## THE PROBLEM
The output should be every line below that includes the word "icon".

## SOURCE DATA

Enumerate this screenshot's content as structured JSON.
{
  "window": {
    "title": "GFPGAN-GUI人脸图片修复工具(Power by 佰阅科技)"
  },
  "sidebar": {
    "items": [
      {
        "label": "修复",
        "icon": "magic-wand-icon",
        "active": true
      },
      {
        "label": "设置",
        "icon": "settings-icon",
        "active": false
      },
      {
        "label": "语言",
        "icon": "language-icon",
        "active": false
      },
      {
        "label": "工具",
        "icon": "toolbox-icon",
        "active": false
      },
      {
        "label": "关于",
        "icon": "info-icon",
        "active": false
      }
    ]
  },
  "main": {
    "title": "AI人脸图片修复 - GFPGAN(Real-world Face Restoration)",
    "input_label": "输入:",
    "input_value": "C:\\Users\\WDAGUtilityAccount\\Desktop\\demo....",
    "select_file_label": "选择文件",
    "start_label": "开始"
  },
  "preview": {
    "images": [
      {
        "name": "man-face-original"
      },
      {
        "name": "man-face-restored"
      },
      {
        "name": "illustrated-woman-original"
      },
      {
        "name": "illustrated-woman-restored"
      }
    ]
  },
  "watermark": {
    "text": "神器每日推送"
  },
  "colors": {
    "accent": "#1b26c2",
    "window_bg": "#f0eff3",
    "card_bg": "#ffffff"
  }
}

## TASK RESULT
        "icon": "magic-wand-icon",
        "icon": "settings-icon",
        "icon": "language-icon",
        "icon": "toolbox-icon",
        "icon": "info-icon",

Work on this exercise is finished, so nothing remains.